  • Scooters easily outnumber motorcycles 3-1. Most motorcycles we saw were small-displacement and Asian, the few bigger ones we saw were usually Ducatis or BMWs.
  • It’s impossible to walk a block on any street in Paris without seeing several scooters parked on the sidewalk. Nirvana for American scooterists, but probably no fun for most pedestrians.
  • Piaggio definitely dominates the market, even over Peugeot. Modern Vespas (ETs and GTs) and Piaggios (X9s and Libertys) are everywhere, and P-series scooters were far more common than i expected, maybe 1 out of 20 scooters was a P or PK-series. There were a good number of Peugeots, but mostly older beaters, I saw only a couple Speedfights. In Ireland a couple years ago, Gilera Runners dominated the market, but we only saw one in Paris. Kymco and Aprilia also had a decent share of the market. Chinese and Taiwanese scooters were common, but I saw few Hondas or Yamahas, and no “retro” Asian scooters other than one Honda Joker (called the “Shadow” there?).
  • Most scooters, even the relatively expensive Vespas, were healthily thrashed, parked against walls and each other with stickers and dents galore. They’re transportation there, not fetish objects.
  • We did see several nicely-maintained vintage Vespas that were clearly owned by lifestyle scooterists, mostly smallframes like the one above.

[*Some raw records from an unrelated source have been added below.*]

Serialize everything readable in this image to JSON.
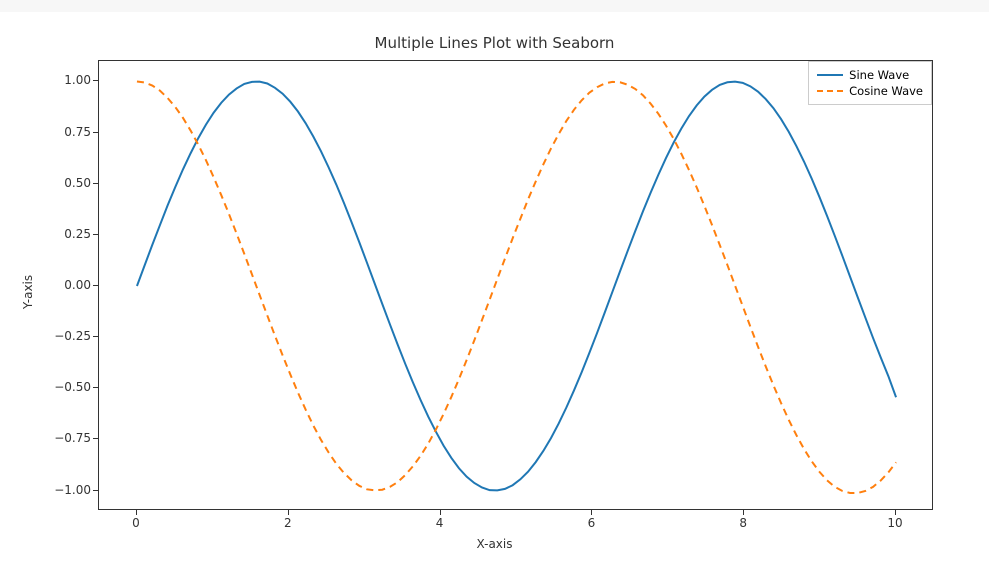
{
  "chart_data": {
    "type": "line",
    "title": "Multiple Lines Plot with Seaborn",
    "xlabel": "X-axis",
    "ylabel": "Y-axis",
    "xlim": [
      -0.5,
      10.5
    ],
    "ylim": [
      -1.1,
      1.1
    ],
    "xticks": [
      0,
      2,
      4,
      6,
      8,
      10
    ],
    "yticks": [
      -1.0,
      -0.75,
      -0.5,
      -0.25,
      0.0,
      0.25,
      0.5,
      0.75,
      1.0
    ],
    "x": [
      0.0,
      0.101,
      0.202,
      0.303,
      0.404,
      0.505,
      0.606,
      0.707,
      0.808,
      0.909,
      1.01,
      1.111,
      1.212,
      1.313,
      1.414,
      1.515,
      1.616,
      1.717,
      1.818,
      1.919,
      2.02,
      2.121,
      2.222,
      2.323,
      2.424,
      2.525,
      2.626,
      2.727,
      2.828,
      2.929,
      3.03,
      3.131,
      3.232,
      3.333,
      3.434,
      3.535,
      3.636,
      3.737,
      3.838,
      3.939,
      4.04,
      4.141,
      4.242,
      4.343,
      4.444,
      4.545,
      4.646,
      4.747,
      4.848,
      4.949,
      5.051,
      5.152,
      5.253,
      5.354,
      5.455,
      5.556,
      5.657,
      5.758,
      5.859,
      5.96,
      6.061,
      6.162,
      6.263,
      6.364,
      6.465,
      6.566,
      6.667,
      6.768,
      6.869,
      6.97,
      7.071,
      7.172,
      7.273,
      7.374,
      7.475,
      7.576,
      7.677,
      7.778,
      7.879,
      7.98,
      8.081,
      8.182,
      8.283,
      8.384,
      8.485,
      8.586,
      8.687,
      8.788,
      8.889,
      8.99,
      9.091,
      9.192,
      9.293,
      9.394,
      9.495,
      9.596,
      9.697,
      9.798,
      9.899,
      10.0
    ],
    "series": [
      {
        "name": "Sine Wave",
        "label": "Sine Wave",
        "color": "#1f77b4",
        "dash": "solid",
        "y": [
          0.0,
          0.101,
          0.201,
          0.298,
          0.394,
          0.484,
          0.57,
          0.649,
          0.723,
          0.789,
          0.847,
          0.896,
          0.936,
          0.966,
          0.988,
          0.998,
          0.999,
          0.99,
          0.969,
          0.94,
          0.901,
          0.853,
          0.796,
          0.731,
          0.659,
          0.58,
          0.496,
          0.406,
          0.311,
          0.214,
          0.114,
          0.013,
          -0.088,
          -0.188,
          -0.286,
          -0.381,
          -0.472,
          -0.558,
          -0.639,
          -0.713,
          -0.781,
          -0.84,
          -0.891,
          -0.932,
          -0.963,
          -0.985,
          -0.998,
          -0.999,
          -0.992,
          -0.974,
          -0.945,
          -0.908,
          -0.861,
          -0.806,
          -0.743,
          -0.672,
          -0.594,
          -0.51,
          -0.421,
          -0.327,
          -0.23,
          -0.13,
          -0.029,
          0.072,
          0.172,
          0.27,
          0.366,
          0.457,
          0.544,
          0.626,
          0.702,
          0.77,
          0.831,
          0.883,
          0.926,
          0.959,
          0.983,
          0.996,
          0.999,
          0.993,
          0.976,
          0.95,
          0.914,
          0.87,
          0.816,
          0.754,
          0.684,
          0.608,
          0.525,
          0.436,
          0.343,
          0.246,
          0.147,
          0.046,
          -0.055,
          -0.155,
          -0.254,
          -0.349,
          -0.441,
          -0.544
        ]
      },
      {
        "name": "Cosine Wave",
        "label": "Cosine Wave",
        "color": "#ff7f0e",
        "dash": "6,5",
        "y": [
          1.0,
          0.995,
          0.98,
          0.955,
          0.919,
          0.875,
          0.822,
          0.76,
          0.691,
          0.615,
          0.532,
          0.444,
          0.352,
          0.256,
          0.157,
          0.057,
          -0.044,
          -0.144,
          -0.243,
          -0.339,
          -0.432,
          -0.521,
          -0.604,
          -0.682,
          -0.752,
          -0.814,
          -0.869,
          -0.914,
          -0.95,
          -0.977,
          -0.994,
          -0.999,
          -0.996,
          -0.982,
          -0.959,
          -0.924,
          -0.881,
          -0.83,
          -0.77,
          -0.701,
          -0.625,
          -0.543,
          -0.455,
          -0.362,
          -0.266,
          -0.167,
          -0.067,
          0.034,
          0.134,
          0.233,
          0.329,
          0.423,
          0.511,
          0.595,
          0.673,
          0.743,
          0.807,
          0.862,
          0.908,
          0.945,
          0.972,
          0.99,
          0.998,
          0.996,
          0.984,
          0.963,
          0.932,
          0.891,
          0.842,
          0.784,
          0.719,
          0.646,
          0.567,
          0.482,
          0.392,
          0.298,
          0.201,
          0.103,
          0.002,
          -0.098,
          -0.199,
          -0.297,
          -0.393,
          -0.485,
          -0.572,
          -0.654,
          -0.729,
          -0.797,
          -0.857,
          -0.908,
          -0.95,
          -0.982,
          -1.002,
          -1.012,
          -1.012,
          -1.002,
          -0.982,
          -0.951,
          -0.911,
          -0.862
        ]
      }
    ],
    "legend": {
      "position": "upper-right",
      "labels": [
        "Sine Wave",
        "Cosine Wave"
      ]
    }
  }
}
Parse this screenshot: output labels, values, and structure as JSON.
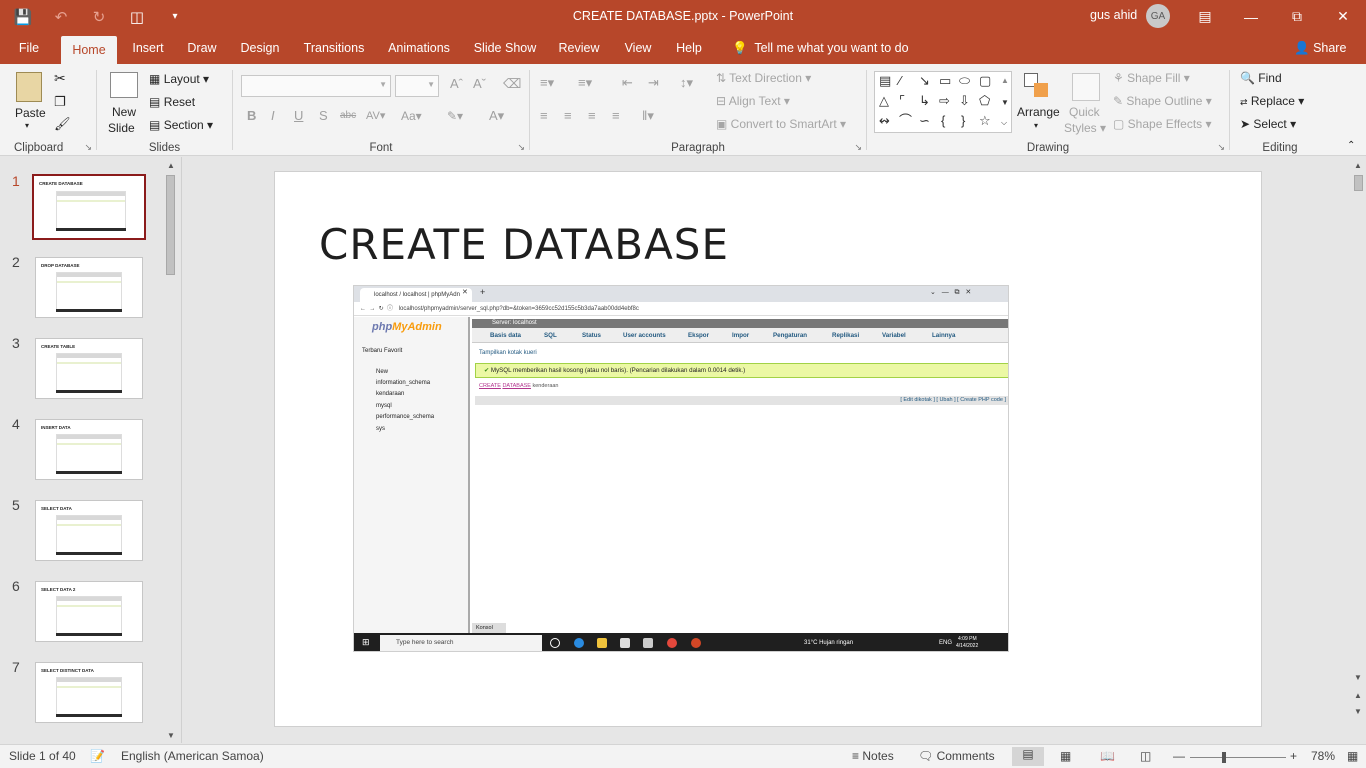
{
  "window": {
    "doc_title": "CREATE DATABASE.pptx  -  PowerPoint",
    "user_name": "gus ahid",
    "user_initials": "GA"
  },
  "menu": {
    "tabs": [
      "File",
      "Home",
      "Insert",
      "Draw",
      "Design",
      "Transitions",
      "Animations",
      "Slide Show",
      "Review",
      "View",
      "Help"
    ],
    "tell_me": "Tell me what you want to do",
    "share": "Share"
  },
  "ribbon": {
    "clipboard": {
      "paste": "Paste",
      "label": "Clipboard"
    },
    "slides": {
      "new_slide_1": "New",
      "new_slide_2": "Slide",
      "layout": "Layout",
      "reset": "Reset",
      "section": "Section",
      "label": "Slides"
    },
    "font": {
      "label": "Font"
    },
    "paragraph": {
      "text_direction": "Text Direction",
      "align_text": "Align Text",
      "convert_smartart": "Convert to SmartArt",
      "label": "Paragraph"
    },
    "drawing": {
      "arrange": "Arrange",
      "quick_1": "Quick",
      "quick_2": "Styles",
      "shape_fill": "Shape Fill",
      "shape_outline": "Shape Outline",
      "shape_effects": "Shape Effects",
      "label": "Drawing"
    },
    "editing": {
      "find": "Find",
      "replace": "Replace",
      "select": "Select",
      "label": "Editing"
    }
  },
  "thumbnails": [
    {
      "num": "1",
      "title": "CREATE DATABASE"
    },
    {
      "num": "2",
      "title": "DROP DATABASE"
    },
    {
      "num": "3",
      "title": "CREATE TABLE"
    },
    {
      "num": "4",
      "title": "INSERT DATA"
    },
    {
      "num": "5",
      "title": "SELECT DATA"
    },
    {
      "num": "6",
      "title": "SELECT DATA 2"
    },
    {
      "num": "7",
      "title": "SELECT DISTINCT DATA"
    }
  ],
  "slide": {
    "title": "CREATE DATABASE",
    "screenshot": {
      "tab_title": "localhost / localhost | phpMyAdn",
      "url": "localhost/phpmyadmin/server_sql.php?db=&token=3659cc52d155c5b3da7aab00dd4ebf8c",
      "logo_php": "php",
      "logo_myadmin": "MyAdmin",
      "side_tabs": "Terbaru   Favorit",
      "db_list": [
        "New",
        "information_schema",
        "kendaraan",
        "mysql",
        "performance_schema",
        "sys"
      ],
      "crumb": "Server: localhost",
      "nav": [
        "Basis data",
        "SQL",
        "Status",
        "User accounts",
        "Ekspor",
        "Impor",
        "Pengaturan",
        "Replikasi",
        "Variabel",
        "Lainnya"
      ],
      "show_query": "Tampilkan kotak kueri",
      "success_msg": "MySQL memberikan hasil kosong (atau nol baris). (Pencarian dilakukan dalam 0.0014 detik.)",
      "sql_kw1": "CREATE",
      "sql_kw2": "DATABASE",
      "sql_name": "kenderaan",
      "links": "[ Edit dikotak ] [ Ubah ] [ Create PHP code ]",
      "console": "Konsol",
      "taskbar_search": "Type here to search",
      "weather": "31°C  Hujan ringan",
      "lang": "ENG",
      "time": "4:09 PM",
      "date": "4/14/2022"
    }
  },
  "status": {
    "slide_info": "Slide 1 of 40",
    "language": "English (American Samoa)",
    "notes": "Notes",
    "comments": "Comments",
    "zoom": "78%"
  }
}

  • As far as 4-wheeled vehicles, I couldn’t believe the number of Smart Cars, they’re cleaning up there. Minis (both old and new) were common, and all manner of tiny Citröens, Peugeots, and Renaults were everywhere. VW and Audi were probably the biggest importers. All the cars were tiny: the streets are narrow, traffic and parking is a nightmare, and gas is expensive. One of the biggest popular cars was a 2-door version of the Toyota Rav-4. Like the scooters, the cars mostly looked like they’d had a hard life.

I’ll post more later about the two scooter shops we visited.